» Problem description
All entries below are to be set down again, identical to the source.

==== Material provided

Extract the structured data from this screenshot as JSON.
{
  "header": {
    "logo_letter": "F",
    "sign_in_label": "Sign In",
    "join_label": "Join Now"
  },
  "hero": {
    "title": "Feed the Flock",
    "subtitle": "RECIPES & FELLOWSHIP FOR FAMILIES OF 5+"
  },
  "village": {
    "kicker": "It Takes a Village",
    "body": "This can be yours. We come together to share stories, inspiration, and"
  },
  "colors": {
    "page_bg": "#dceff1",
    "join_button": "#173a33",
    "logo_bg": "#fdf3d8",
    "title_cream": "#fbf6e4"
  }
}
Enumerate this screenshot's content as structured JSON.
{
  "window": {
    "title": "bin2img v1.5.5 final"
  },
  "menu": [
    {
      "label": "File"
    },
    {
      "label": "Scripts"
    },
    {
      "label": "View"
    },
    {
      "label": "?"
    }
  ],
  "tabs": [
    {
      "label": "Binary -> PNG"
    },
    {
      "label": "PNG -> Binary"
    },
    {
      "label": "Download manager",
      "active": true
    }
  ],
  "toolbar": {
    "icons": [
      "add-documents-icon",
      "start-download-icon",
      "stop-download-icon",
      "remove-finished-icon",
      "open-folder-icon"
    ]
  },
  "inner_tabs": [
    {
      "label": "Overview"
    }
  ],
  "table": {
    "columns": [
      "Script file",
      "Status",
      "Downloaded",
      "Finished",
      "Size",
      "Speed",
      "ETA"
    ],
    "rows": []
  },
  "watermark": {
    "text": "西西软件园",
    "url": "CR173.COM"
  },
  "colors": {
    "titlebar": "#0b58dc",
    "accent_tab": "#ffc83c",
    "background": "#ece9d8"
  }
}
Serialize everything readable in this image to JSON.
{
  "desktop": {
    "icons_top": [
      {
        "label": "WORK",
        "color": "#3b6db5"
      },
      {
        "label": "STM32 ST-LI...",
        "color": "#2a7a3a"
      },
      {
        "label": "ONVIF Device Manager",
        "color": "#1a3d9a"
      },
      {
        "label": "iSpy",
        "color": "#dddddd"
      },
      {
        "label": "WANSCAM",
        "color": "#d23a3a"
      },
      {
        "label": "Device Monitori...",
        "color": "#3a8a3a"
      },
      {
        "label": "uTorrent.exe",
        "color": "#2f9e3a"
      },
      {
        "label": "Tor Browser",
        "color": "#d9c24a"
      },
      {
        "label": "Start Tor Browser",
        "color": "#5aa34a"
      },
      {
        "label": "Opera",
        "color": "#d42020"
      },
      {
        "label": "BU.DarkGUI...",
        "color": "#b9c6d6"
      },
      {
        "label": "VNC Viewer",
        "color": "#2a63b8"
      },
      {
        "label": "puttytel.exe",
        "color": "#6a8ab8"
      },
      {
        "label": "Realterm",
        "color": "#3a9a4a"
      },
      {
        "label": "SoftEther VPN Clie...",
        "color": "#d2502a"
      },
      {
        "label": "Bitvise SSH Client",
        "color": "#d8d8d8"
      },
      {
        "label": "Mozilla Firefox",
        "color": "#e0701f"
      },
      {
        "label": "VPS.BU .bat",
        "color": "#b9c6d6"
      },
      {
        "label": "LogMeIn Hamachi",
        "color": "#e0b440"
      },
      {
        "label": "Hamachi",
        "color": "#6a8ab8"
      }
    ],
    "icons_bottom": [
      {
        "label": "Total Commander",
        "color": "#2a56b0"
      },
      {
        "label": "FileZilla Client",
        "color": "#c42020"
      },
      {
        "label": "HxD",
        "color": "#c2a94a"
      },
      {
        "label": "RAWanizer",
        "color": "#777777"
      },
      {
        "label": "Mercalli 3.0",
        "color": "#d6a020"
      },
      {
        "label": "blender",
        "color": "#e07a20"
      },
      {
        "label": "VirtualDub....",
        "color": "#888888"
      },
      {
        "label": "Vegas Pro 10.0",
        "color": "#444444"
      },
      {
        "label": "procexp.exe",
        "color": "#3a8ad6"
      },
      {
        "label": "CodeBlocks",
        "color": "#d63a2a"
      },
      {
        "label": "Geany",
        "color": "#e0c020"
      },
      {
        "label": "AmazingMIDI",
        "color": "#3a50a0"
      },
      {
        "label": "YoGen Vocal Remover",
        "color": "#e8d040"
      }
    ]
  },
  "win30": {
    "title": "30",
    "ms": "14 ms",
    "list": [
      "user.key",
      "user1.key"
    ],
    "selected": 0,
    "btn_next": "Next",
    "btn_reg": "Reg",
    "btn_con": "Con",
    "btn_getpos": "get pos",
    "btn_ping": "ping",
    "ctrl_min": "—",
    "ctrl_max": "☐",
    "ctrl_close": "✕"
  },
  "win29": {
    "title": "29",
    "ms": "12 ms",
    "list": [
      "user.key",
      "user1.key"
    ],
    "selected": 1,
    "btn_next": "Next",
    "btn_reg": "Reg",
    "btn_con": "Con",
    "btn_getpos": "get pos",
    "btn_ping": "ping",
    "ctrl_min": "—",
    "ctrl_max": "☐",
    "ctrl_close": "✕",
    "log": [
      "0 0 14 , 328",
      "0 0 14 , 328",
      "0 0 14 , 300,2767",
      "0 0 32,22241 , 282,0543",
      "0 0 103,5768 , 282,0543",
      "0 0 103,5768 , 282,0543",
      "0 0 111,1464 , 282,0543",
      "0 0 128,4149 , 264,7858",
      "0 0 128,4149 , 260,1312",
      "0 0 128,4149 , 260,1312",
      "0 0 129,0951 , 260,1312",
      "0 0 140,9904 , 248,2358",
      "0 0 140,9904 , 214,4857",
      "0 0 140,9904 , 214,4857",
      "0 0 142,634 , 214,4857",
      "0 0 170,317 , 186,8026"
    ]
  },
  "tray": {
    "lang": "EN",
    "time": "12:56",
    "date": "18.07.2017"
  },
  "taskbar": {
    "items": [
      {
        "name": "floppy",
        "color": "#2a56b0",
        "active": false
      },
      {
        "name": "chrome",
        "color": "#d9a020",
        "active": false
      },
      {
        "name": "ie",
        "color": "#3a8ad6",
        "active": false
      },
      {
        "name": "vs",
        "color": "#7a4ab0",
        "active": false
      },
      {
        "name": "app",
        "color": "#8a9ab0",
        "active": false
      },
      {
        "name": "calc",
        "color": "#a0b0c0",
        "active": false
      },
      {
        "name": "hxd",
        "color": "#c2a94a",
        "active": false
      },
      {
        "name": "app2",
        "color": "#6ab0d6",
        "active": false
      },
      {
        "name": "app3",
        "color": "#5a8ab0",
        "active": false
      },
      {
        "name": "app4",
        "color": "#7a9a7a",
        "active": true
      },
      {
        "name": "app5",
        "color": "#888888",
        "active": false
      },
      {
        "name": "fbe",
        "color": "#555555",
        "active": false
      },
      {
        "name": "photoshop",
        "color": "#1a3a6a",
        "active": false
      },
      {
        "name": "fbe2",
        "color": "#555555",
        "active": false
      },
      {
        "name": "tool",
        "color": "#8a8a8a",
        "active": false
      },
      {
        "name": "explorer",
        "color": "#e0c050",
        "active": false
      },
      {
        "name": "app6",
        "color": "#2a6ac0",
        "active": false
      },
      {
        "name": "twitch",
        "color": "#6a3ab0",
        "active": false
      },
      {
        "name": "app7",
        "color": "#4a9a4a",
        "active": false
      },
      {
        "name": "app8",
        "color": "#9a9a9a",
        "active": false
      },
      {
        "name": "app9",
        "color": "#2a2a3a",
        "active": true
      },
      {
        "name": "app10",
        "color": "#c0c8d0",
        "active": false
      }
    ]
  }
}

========

» Exercise answer
Extract the structured data from this screenshot as JSON.
{
  "header": {
    "logo_letter": "F",
    "sign_in_label": "Sign In",
    "join_label": "Join Now"
  },
  "hero": {
    "title": "Feed the Flock",
    "subtitle": "RECIPES & FELLOWSHIP FOR FAMILIES OF 5+"
  },
  "village": {
    "kicker": "It Takes a Village",
    "body": "This can be yours. We come together to share stories, inspiration, and"
  },
  "colors": {
    "page_bg": "#dceff1",
    "join_button": "#173a33",
    "logo_bg": "#fdf3d8",
    "title_cream": "#fbf6e4"
  }
}
Enumerate this screenshot's content as structured JSON.
{
  "window": {
    "title": "bin2img v1.5.5 final"
  },
  "menu": [
    {
      "label": "File"
    },
    {
      "label": "Scripts"
    },
    {
      "label": "View"
    },
    {
      "label": "?"
    }
  ],
  "tabs": [
    {
      "label": "Binary -> PNG"
    },
    {
      "label": "PNG -> Binary"
    },
    {
      "label": "Download manager",
      "active": true
    }
  ],
  "toolbar": {
    "icons": [
      "add-documents-icon",
      "start-download-icon",
      "stop-download-icon",
      "remove-finished-icon",
      "open-folder-icon"
    ]
  },
  "inner_tabs": [
    {
      "label": "Overview"
    }
  ],
  "table": {
    "columns": [
      "Script file",
      "Status",
      "Downloaded",
      "Finished",
      "Size",
      "Speed",
      "ETA"
    ],
    "rows": []
  },
  "watermark": {
    "text": "西西软件园",
    "url": "CR173.COM"
  },
  "colors": {
    "titlebar": "#0b58dc",
    "accent_tab": "#ffc83c",
    "background": "#ece9d8"
  }
}
Serialize everything readable in this image to JSON.
{
  "desktop": {
    "icons_top": [
      {
        "label": "WORK",
        "color": "#3b6db5"
      },
      {
        "label": "STM32 ST-LI...",
        "color": "#2a7a3a"
      },
      {
        "label": "ONVIF Device Manager",
        "color": "#1a3d9a"
      },
      {
        "label": "iSpy",
        "color": "#dddddd"
      },
      {
        "label": "WANSCAM",
        "color": "#d23a3a"
      },
      {
        "label": "Device Monitori...",
        "color": "#3a8a3a"
      },
      {
        "label": "uTorrent.exe",
        "color": "#2f9e3a"
      },
      {
        "label": "Tor Browser",
        "color": "#d9c24a"
      },
      {
        "label": "Start Tor Browser",
        "color": "#5aa34a"
      },
      {
        "label": "Opera",
        "color": "#d42020"
      },
      {
        "label": "BU.DarkGUI...",
        "color": "#b9c6d6"
      },
      {
        "label": "VNC Viewer",
        "color": "#2a63b8"
      },
      {
        "label": "puttytel.exe",
        "color": "#6a8ab8"
      },
      {
        "label": "Realterm",
        "color": "#3a9a4a"
      },
      {
        "label": "SoftEther VPN Clie...",
        "color": "#d2502a"
      },
      {
        "label": "Bitvise SSH Client",
        "color": "#d8d8d8"
      },
      {
        "label": "Mozilla Firefox",
        "color": "#e0701f"
      },
      {
        "label": "VPS.BU .bat",
        "color": "#b9c6d6"
      },
      {
        "label": "LogMeIn Hamachi",
        "color": "#e0b440"
      },
      {
        "label": "Hamachi",
        "color": "#6a8ab8"
      }
    ],
    "icons_bottom": [
      {
        "label": "Total Commander",
        "color": "#2a56b0"
      },
      {
        "label": "FileZilla Client",
        "color": "#c42020"
      },
      {
        "label": "HxD",
        "color": "#c2a94a"
      },
      {
        "label": "RAWanizer",
        "color": "#777777"
      },
      {
        "label": "Mercalli 3.0",
        "color": "#d6a020"
      },
      {
        "label": "blender",
        "color": "#e07a20"
      },
      {
        "label": "VirtualDub....",
        "color": "#888888"
      },
      {
        "label": "Vegas Pro 10.0",
        "color": "#444444"
      },
      {
        "label": "procexp.exe",
        "color": "#3a8ad6"
      },
      {
        "label": "CodeBlocks",
        "color": "#d63a2a"
      },
      {
        "label": "Geany",
        "color": "#e0c020"
      },
      {
        "label": "AmazingMIDI",
        "color": "#3a50a0"
      },
      {
        "label": "YoGen Vocal Remover",
        "color": "#e8d040"
      }
    ]
  },
  "win30": {
    "title": "30",
    "ms": "14 ms",
    "list": [
      "user.key",
      "user1.key"
    ],
    "selected": 0,
    "btn_next": "Next",
    "btn_reg": "Reg",
    "btn_con": "Con",
    "btn_getpos": "get pos",
    "btn_ping": "ping",
    "ctrl_min": "—",
    "ctrl_max": "☐",
    "ctrl_close": "✕"
  },
  "win29": {
    "title": "29",
    "ms": "12 ms",
    "list": [
      "user.key",
      "user1.key"
    ],
    "selected": 1,
    "btn_next": "Next",
    "btn_reg": "Reg",
    "btn_con": "Con",
    "btn_getpos": "get pos",
    "btn_ping": "ping",
    "ctrl_min": "—",
    "ctrl_max": "☐",
    "ctrl_close": "✕",
    "log": [
      "0 0 14 , 328",
      "0 0 14 , 328",
      "0 0 14 , 300,2767",
      "0 0 32,22241 , 282,0543",
      "0 0 103,5768 , 282,0543",
      "0 0 103,5768 , 282,0543",
      "0 0 111,1464 , 282,0543",
      "0 0 128,4149 , 264,7858",
      "0 0 128,4149 , 260,1312",
      "0 0 128,4149 , 260,1312",
      "0 0 129,0951 , 260,1312",
      "0 0 140,9904 , 248,2358",
      "0 0 140,9904 , 214,4857",
      "0 0 140,9904 , 214,4857",
      "0 0 142,634 , 214,4857",
      "0 0 170,317 , 186,8026"
    ]
  },
  "tray": {
    "lang": "EN",
    "time": "12:56",
    "date": "18.07.2017"
  },
  "taskbar": {
    "items": [
      {
        "name": "floppy",
        "color": "#2a56b0",
        "active": false
      },
      {
        "name": "chrome",
        "color": "#d9a020",
        "active": false
      },
      {
        "name": "ie",
        "color": "#3a8ad6",
        "active": false
      },
      {
        "name": "vs",
        "color": "#7a4ab0",
        "active": false
      },
      {
        "name": "app",
        "color": "#8a9ab0",
        "active": false
      },
      {
        "name": "calc",
        "color": "#a0b0c0",
        "active": false
      },
      {
        "name": "hxd",
        "color": "#c2a94a",
        "active": false
      },
      {
        "name": "app2",
        "color": "#6ab0d6",
        "active": false
      },
      {
        "name": "app3",
        "color": "#5a8ab0",
        "active": false
      },
      {
        "name": "app4",
        "color": "#7a9a7a",
        "active": true
      },
      {
        "name": "app5",
        "color": "#888888",
        "active": false
      },
      {
        "name": "fbe",
        "color": "#555555",
        "active": false
      },
      {
        "name": "photoshop",
        "color": "#1a3a6a",
        "active": false
      },
      {
        "name": "fbe2",
        "color": "#555555",
        "active": false
      },
      {
        "name": "tool",
        "color": "#8a8a8a",
        "active": false
      },
      {
        "name": "explorer",
        "color": "#e0c050",
        "active": false
      },
      {
        "name": "app6",
        "color": "#2a6ac0",
        "active": false
      },
      {
        "name": "twitch",
        "color": "#6a3ab0",
        "active": false
      },
      {
        "name": "app7",
        "color": "#4a9a4a",
        "active": false
      },
      {
        "name": "app8",
        "color": "#9a9a9a",
        "active": false
      },
      {
        "name": "app9",
        "color": "#2a2a3a",
        "active": true
      },
      {
        "name": "app10",
        "color": "#c0c8d0",
        "active": false
      }
    ]
  }
}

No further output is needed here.